Her then 5-year-old son Joshua and 3-old-daughter Miriam were snatched from a Lahore court by their Muslim father, Abdul Ghaffar. The same man, after Muslims had kidnapped John, had bought her from her uncle for the equivalent of $2,000 when she was only 17, then forcibly married her and converted her to Islam. (See Compass Direct, “Pakistani Children Kidnapped by Muslim Father,” September 16, 2004.)

No new clues have emerged as to the children’s whereabouts since Lahore Judge Khizer Hayat Ghondal issued a warrant for Ghaffar’s arrest on October 2 of last year.

“I miss them a lot and I have been weeping for them,” John told Compass as she described the past year without Joshua and Miriam. “The other night I remembered how they were with me making mischief, how they [were] laughing. That saddened me, and I pray to God for their safety and safe return.”

John’s lawyer, Tahir Gul of the Center for Legal Aid Assistance and Settlement (CLAAS) in Lahore , is confident that if Ghaffar is arrested, he will fail to gain custody of the children and “be brought to justice” in court.

“In Pakistan , judges are normally very prejudiced against Christians, and a Muslim will almost always win a court case against a Christian,” Gul told Compass. But in this situation, he said, the court itself is the plaintiff because the children were abducted while in court custody. So it is not likely that Ghaffar will win, he said.

But finding Ghaffar is proving difficult, and so far station house officer Ijaz Kumboh has failed to arrest the kidnapper. Ghaffar and his family have simply disappeared, Gul said. “There are no clues [as to their location] at the moment.”

This is not the first time that John has been up against great odds.

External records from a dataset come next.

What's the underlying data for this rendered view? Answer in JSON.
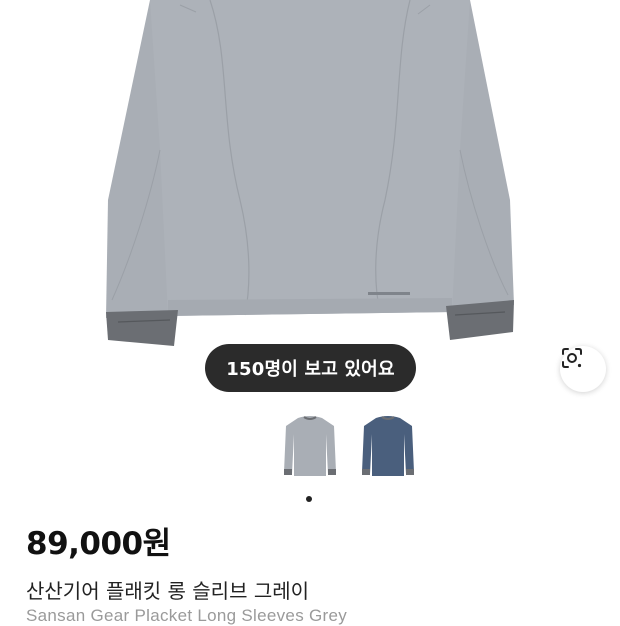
{
  "product": {
    "viewer_badge": "150명이 보고 있어요",
    "price": "89,000원",
    "name_ko": "산산기어 플래킷 롱 슬리브 그레이",
    "name_en": "Sansan Gear Placket Long Sleeves Grey",
    "colors": {
      "shirt_grey": "#a9aeb5",
      "cuff_grey": "#6b6e73",
      "navy": "#4a5f7d"
    },
    "thumbnails": [
      {
        "label": "grey",
        "selected": true
      },
      {
        "label": "navy",
        "selected": false
      }
    ]
  }
}
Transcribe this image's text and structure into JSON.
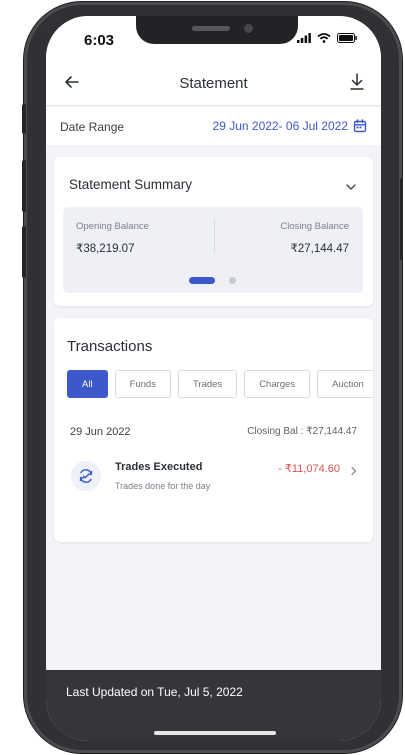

After escaping from Ghaffar’s home five years ago, she had difficulty finding a lawyer to take her case because of her husband’s ties to the powerful Sipah-e-Sabah Party in his hometown of Gujranwala , some 40 miles from Lahore . Even her own father and brothers turned her out after Ghaffar threatened to take revenge on them for helping her.

In December 2000, CLAAS agreed to help John sue for divorce and provided her lodging in a shelter for abused women.

A landmark February 2003 court ruling cited forced conversion and marriage as grounds for dissolving John’s marriage.

But in reaction, Ghaffar filed a case to regain custody of his children, claiming that his officially Muslim children — whom he had named Ali Hassan and Fatma — should not be raised by a Christian.

Although this case was underway when Ghaffar kidnapped Joshua and Miriam from the court’s custody on September 13, 2004, it has now been withdrawn by Ghaffar’s lawyers.

John’s greatest fear is that Joshua and Miriam may forget about Jesus. She remembers how Ghaffar and his mother beat her for refusing to memorize the Quran and say Muslim prayers during the two and a half years she spent locked in their home.

“I taught them about Jesus and about Christianity,” said John, who is improving her sewing skills in hopes that she can support her children once they return. “I believe that whatever I taught them, they will remember it and will not learn what Ghaffar wants them to learn.”

A year after her children’s disappearance, John believes it will take a miracle to get them back. “I am sure that every mother knows how it feels when her child is taken away from her. I want mothers to have special prayers for the safe return of my children. Please pray that a mother should have her children back.”